Even if you haven’t seen a single moment of Dragon Ball Super (what are you waiting for?!), it should come as no surprise that it’s absolutely full of earth-quaking battles. The power levels of these fights blew past their limit about 100 episodes ago, so it’s safe to say the currently-running Tournament of Power arc is completely off the scales. With the series barreling toward its conclusion, now is the perfect time to take a look back at some of the most bombastic defeats that have rocked the DBS world since the pint-sized Zen-oh-sama duo decreed it into action.
Being a journalist is an extremely difficult job. Every article you write requires deep research, an objective eye, careful critique, and huge amounts of patience.
To that end, I have made the great sacrifice of subjecting myself to several hours — yes, literal hours — of video courtesy of VRV’s CuriosityStream channel, to find and distill for our readers the cutest animal documentaries currently available on our streaming service.
It was a sacrifice, dear reader, but one that I am willing to make for the sake of journalism.
What follows is the result of my research, presented completely objectively and heavily researched for the highest possible level of accuracy.
Today is the 53rd birthday of Masaaki Yuasa, one of the most recognizable directors in the anime industry for his unmistakable visual style. This June will be the fourth anniversary of the founding of his studio, Science SARU, with Korean animator and director Eunyoung choi, which has released its first fhree productions in the last 12 months, The Night is Short, Walk on Girl, Lu Over The Wall, and, most recently, Devilman Crybaby. Whether you’re a longtime fan of his work or want to know what all the recently craze surrounding his name is all about, you can celebrate his birthday and his inspirational career with us by checking out some of his other amazing works on VRV!
Happy Wednesday, everyone! We’re halfway through the week, and tonight is the perfect opportunity to kick back with us and watch some super good stuff on VRV! But what if the sheer magnitude of AMAZING SERIES, MOVIES, AND FEATURES on VRV leaves you overwhelmed and unable to decide on something?! Never fear, I’m here to help!! I’ve formulated a big ol’ list of recommendations based on your own personal mood and needs! Take a look at the sections below, and I’m sure you’ll find something you love!!
It’s a tale as old as time: boy meets girl, boy loses girl, boy turns into milk cow and falls in love with South Korea’s first satellite.

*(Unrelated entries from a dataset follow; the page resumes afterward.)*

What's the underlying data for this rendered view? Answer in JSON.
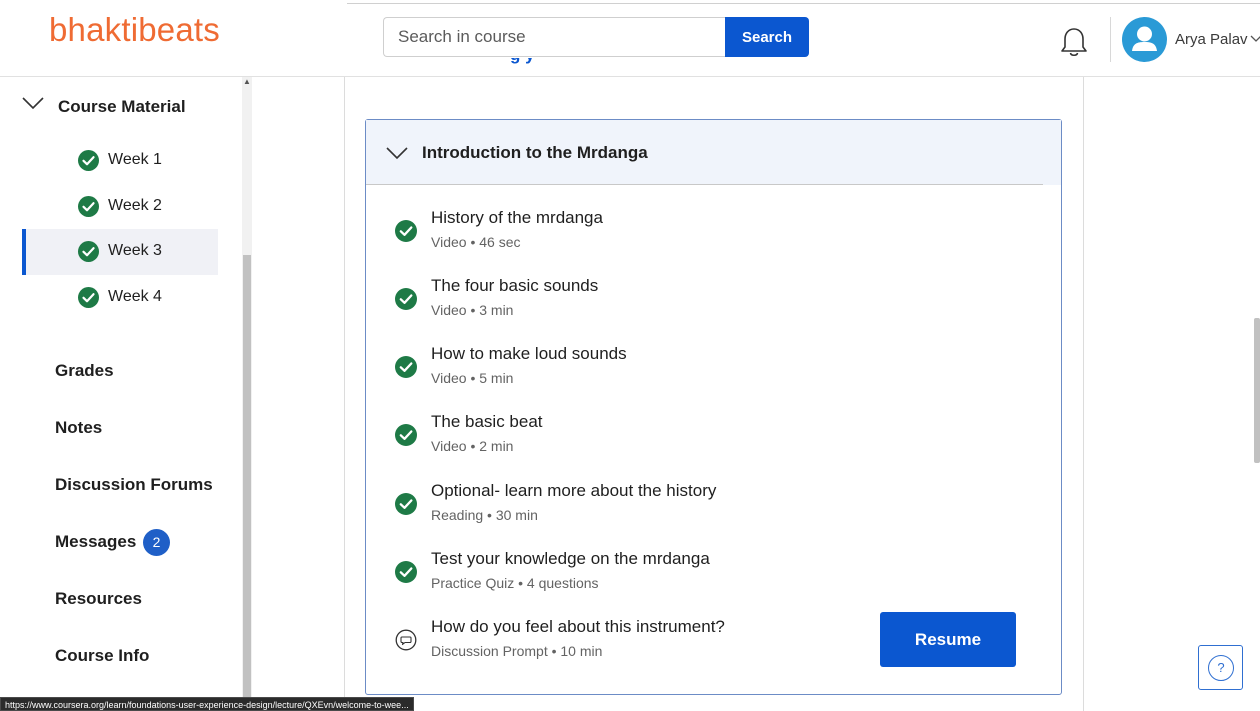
{
  "brand": {
    "logo": "bhaktibeats",
    "logo_color": "#ef6b33"
  },
  "search": {
    "placeholder": "Search in course",
    "button_label": "Search"
  },
  "user": {
    "name": "Arya Palav"
  },
  "sidebar": {
    "section_title": "Course Material",
    "weeks": [
      {
        "label": "Week 1",
        "completed": true,
        "active": false
      },
      {
        "label": "Week 2",
        "completed": true,
        "active": false
      },
      {
        "label": "Week 3",
        "completed": true,
        "active": true
      },
      {
        "label": "Week 4",
        "completed": true,
        "active": false
      }
    ],
    "nav": [
      {
        "label": "Grades"
      },
      {
        "label": "Notes"
      },
      {
        "label": "Discussion Forums"
      },
      {
        "label": "Messages",
        "badge": "2"
      },
      {
        "label": "Resources"
      },
      {
        "label": "Course Info"
      }
    ]
  },
  "module": {
    "title": "Introduction to the Mrdanga",
    "items": [
      {
        "title": "History of the mrdanga",
        "meta": "Video • 46 sec",
        "status": "completed"
      },
      {
        "title": "The four basic sounds",
        "meta": "Video • 3 min",
        "status": "completed"
      },
      {
        "title": "How to make loud sounds",
        "meta": "Video • 5 min",
        "status": "completed"
      },
      {
        "title": "The basic beat",
        "meta": "Video • 2 min",
        "status": "completed"
      },
      {
        "title": "Optional- learn more about the history",
        "meta": "Reading • 30 min",
        "status": "completed"
      },
      {
        "title": "Test your knowledge on the mrdanga",
        "meta": "Practice Quiz • 4 questions",
        "status": "completed"
      },
      {
        "title": "How do you feel about this instrument?",
        "meta": "Discussion Prompt • 10 min",
        "status": "pending"
      }
    ],
    "resume_label": "Resume"
  },
  "help": {
    "label": "?"
  },
  "status_bar": {
    "url": "https://www.coursera.org/learn/foundations-user-experience-design/lecture/QXEvn/welcome-to-wee..."
  },
  "colors": {
    "accent": "#0b57d0",
    "success": "#1e7a46",
    "badge": "#1f5fc7"
  }
}
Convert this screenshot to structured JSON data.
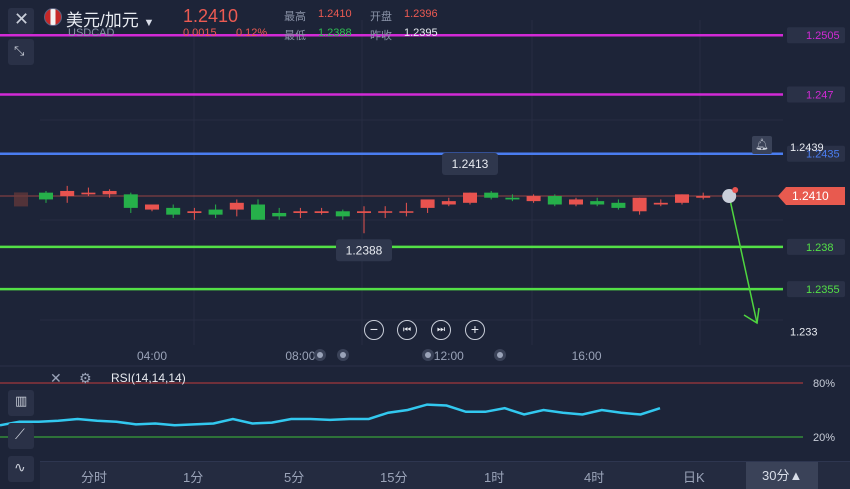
{
  "header": {
    "pair_name": "美元/加元",
    "symbol": "USDCAD",
    "last_price": "1.2410",
    "change": "0.0015",
    "change_pct": "0.12%",
    "high_label": "最高",
    "high_value": "1.2410",
    "open_label": "开盘",
    "open_value": "1.2396",
    "low_label": "最低",
    "low_value": "1.2388",
    "prev_close_label": "昨收",
    "prev_close_value": "1.2395"
  },
  "chart_data": {
    "type": "candlestick",
    "ylim": [
      1.2322,
      1.2514
    ],
    "x_ticks": [
      "04:00",
      "08:00",
      "12:00",
      "16:00"
    ],
    "x_tick_index": [
      5,
      12,
      19,
      25.5
    ],
    "candles": [
      {
        "o": 1.2412,
        "h": 1.2413,
        "c": 1.2408,
        "l": 1.2406
      },
      {
        "o": 1.241,
        "h": 1.2416,
        "c": 1.2413,
        "l": 1.2406
      },
      {
        "o": 1.2411,
        "h": 1.2415,
        "c": 1.2412,
        "l": 1.241
      },
      {
        "o": 1.2411,
        "h": 1.2414,
        "c": 1.2413,
        "l": 1.2409
      },
      {
        "o": 1.2411,
        "h": 1.2412,
        "c": 1.2403,
        "l": 1.24
      },
      {
        "o": 1.2402,
        "h": 1.2405,
        "c": 1.2405,
        "l": 1.2401
      },
      {
        "o": 1.2403,
        "h": 1.2405,
        "c": 1.2399,
        "l": 1.2397
      },
      {
        "o": 1.24,
        "h": 1.2403,
        "c": 1.2401,
        "l": 1.2396
      },
      {
        "o": 1.2402,
        "h": 1.2405,
        "c": 1.2399,
        "l": 1.2397
      },
      {
        "o": 1.2402,
        "h": 1.2408,
        "c": 1.2406,
        "l": 1.2398
      },
      {
        "o": 1.2405,
        "h": 1.2408,
        "c": 1.2396,
        "l": 1.2396
      },
      {
        "o": 1.24,
        "h": 1.2403,
        "c": 1.2398,
        "l": 1.2396
      },
      {
        "o": 1.24,
        "h": 1.2403,
        "c": 1.2401,
        "l": 1.2397
      },
      {
        "o": 1.24,
        "h": 1.2403,
        "c": 1.2401,
        "l": 1.2399
      },
      {
        "o": 1.2401,
        "h": 1.2402,
        "c": 1.2398,
        "l": 1.2396
      },
      {
        "o": 1.24,
        "h": 1.2404,
        "c": 1.2401,
        "l": 1.2388
      },
      {
        "o": 1.2401,
        "h": 1.2404,
        "c": 1.2401,
        "l": 1.2397
      },
      {
        "o": 1.2401,
        "h": 1.2406,
        "c": 1.2401,
        "l": 1.2398
      },
      {
        "o": 1.2403,
        "h": 1.2407,
        "c": 1.2408,
        "l": 1.24
      },
      {
        "o": 1.2405,
        "h": 1.2409,
        "c": 1.2407,
        "l": 1.2404
      },
      {
        "o": 1.2406,
        "h": 1.2412,
        "c": 1.2412,
        "l": 1.2405
      },
      {
        "o": 1.2412,
        "h": 1.2413,
        "c": 1.2409,
        "l": 1.2408
      },
      {
        "o": 1.2409,
        "h": 1.2411,
        "c": 1.2408,
        "l": 1.2407
      },
      {
        "o": 1.2407,
        "h": 1.2411,
        "c": 1.241,
        "l": 1.2406
      },
      {
        "o": 1.241,
        "h": 1.2411,
        "c": 1.2405,
        "l": 1.2404
      },
      {
        "o": 1.2405,
        "h": 1.2409,
        "c": 1.2408,
        "l": 1.2404
      },
      {
        "o": 1.2407,
        "h": 1.2409,
        "c": 1.2405,
        "l": 1.2404
      },
      {
        "o": 1.2406,
        "h": 1.2408,
        "c": 1.2403,
        "l": 1.2402
      },
      {
        "o": 1.2401,
        "h": 1.2409,
        "c": 1.2409,
        "l": 1.2399
      },
      {
        "o": 1.2405,
        "h": 1.2408,
        "c": 1.2406,
        "l": 1.2404
      },
      {
        "o": 1.2406,
        "h": 1.2411,
        "c": 1.2411,
        "l": 1.2405
      },
      {
        "o": 1.2409,
        "h": 1.2412,
        "c": 1.241,
        "l": 1.2408
      }
    ],
    "candle_colors": {
      "up": "#e8534f",
      "down": "#26b04a"
    },
    "annotations": {
      "max_label": "1.2413",
      "max_index": 20,
      "max_value": 1.2413,
      "min_label": "1.2388",
      "min_index": 15,
      "min_value": 1.2388
    },
    "horizontal_lines": [
      {
        "value": 1.2505,
        "label": "1.2505",
        "color": "#d22ad6"
      },
      {
        "value": 1.247,
        "label": "1.247",
        "color": "#d22ad6"
      },
      {
        "value": 1.2435,
        "label": "1.2435",
        "color": "#4a7df0"
      },
      {
        "value": 1.238,
        "label": "1.238",
        "color": "#53e046"
      },
      {
        "value": 1.2355,
        "label": "1.2355",
        "color": "#53e046"
      }
    ],
    "extra_price_labels": [
      {
        "value": 1.2439,
        "label": "1.2439"
      },
      {
        "value": 1.233,
        "label": "1.233"
      }
    ],
    "current_price": {
      "value": 1.241,
      "label": "1.2410",
      "color": "#e85a4f"
    },
    "trend_arrow": {
      "from_value": 1.241,
      "to_value": 1.2335,
      "color": "#4fd63f"
    },
    "rsi": {
      "label": "RSI(14,14,14)",
      "levels": [
        80,
        20
      ],
      "level_labels": [
        "80%",
        "20%"
      ],
      "color": "#32c8ef",
      "values": [
        33,
        37,
        37,
        38,
        40,
        38,
        37,
        34,
        35,
        33,
        34,
        35,
        40,
        35,
        36,
        40,
        40,
        39,
        40,
        40,
        47,
        50,
        56,
        55,
        48,
        48,
        52,
        45,
        50,
        47,
        45,
        50,
        47,
        45,
        52
      ]
    }
  },
  "controls": {
    "zoom_out": "−",
    "prev": "⏮",
    "next": "⏭",
    "zoom_in": "+"
  },
  "timeframes": {
    "items": [
      "分时",
      "1分",
      "5分",
      "15分",
      "1时",
      "4时",
      "日K",
      "30分▲"
    ],
    "active": "30分▲"
  },
  "colors": {
    "background": "#1d2438",
    "grid": "#2a3147",
    "price_up": "#e8534f",
    "price_down": "#26b04a"
  }
}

The idea of tabletop gaming as public entertainment is nothing new. Japan published “replays” of Dungeons & Dragons campaigns (with one becoming the famous Record of Lodoss War), and just about anyone with a camera can set up a stream of their friends’ gaming group. But what if the people behind the characters were actually actors — and familiar voices, at that?

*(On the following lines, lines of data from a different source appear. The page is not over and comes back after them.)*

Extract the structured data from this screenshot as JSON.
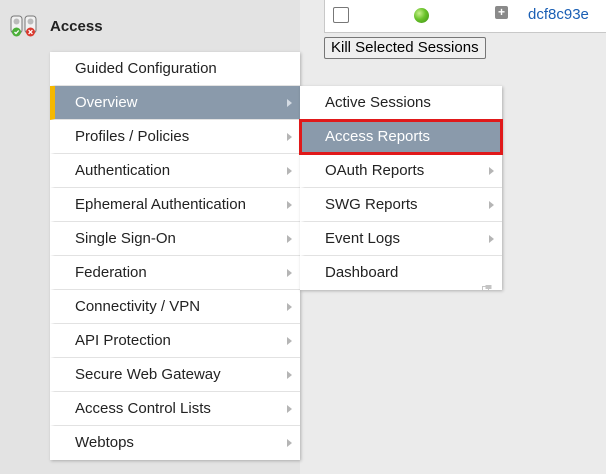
{
  "header": {
    "title": "Access",
    "icon": "access-lights-icon"
  },
  "session_row": {
    "session_id": "dcf8c93e",
    "status": "green",
    "checked": false
  },
  "kill_button_label": "Kill Selected Sessions",
  "menu": {
    "items": [
      {
        "label": "Guided Configuration",
        "has_submenu": false
      },
      {
        "label": "Overview",
        "has_submenu": true,
        "active": true
      },
      {
        "label": "Profiles / Policies",
        "has_submenu": true
      },
      {
        "label": "Authentication",
        "has_submenu": true
      },
      {
        "label": "Ephemeral Authentication",
        "has_submenu": true
      },
      {
        "label": "Single Sign-On",
        "has_submenu": true
      },
      {
        "label": "Federation",
        "has_submenu": true
      },
      {
        "label": "Connectivity / VPN",
        "has_submenu": true
      },
      {
        "label": "API Protection",
        "has_submenu": true
      },
      {
        "label": "Secure Web Gateway",
        "has_submenu": true
      },
      {
        "label": "Access Control Lists",
        "has_submenu": true
      },
      {
        "label": "Webtops",
        "has_submenu": true
      }
    ]
  },
  "submenu": {
    "items": [
      {
        "label": "Active Sessions",
        "has_submenu": false
      },
      {
        "label": "Access Reports",
        "has_submenu": false,
        "selected": true,
        "highlighted": true
      },
      {
        "label": "OAuth Reports",
        "has_submenu": true
      },
      {
        "label": "SWG Reports",
        "has_submenu": true
      },
      {
        "label": "Event Logs",
        "has_submenu": true
      },
      {
        "label": "Dashboard",
        "has_submenu": false,
        "popout": true
      }
    ]
  },
  "colors": {
    "menu_active_bg": "#8a9aab",
    "active_accent": "#f5b800",
    "highlight_border": "#e0191a",
    "link": "#1a5fb4"
  }
}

That’s the concept behind Critical Role, a gaming group’s D&D 5th Edition campaign done live on Geek & Sundry. But as of 2018, the take of Vox Machina has expanded far beyond its earliest days.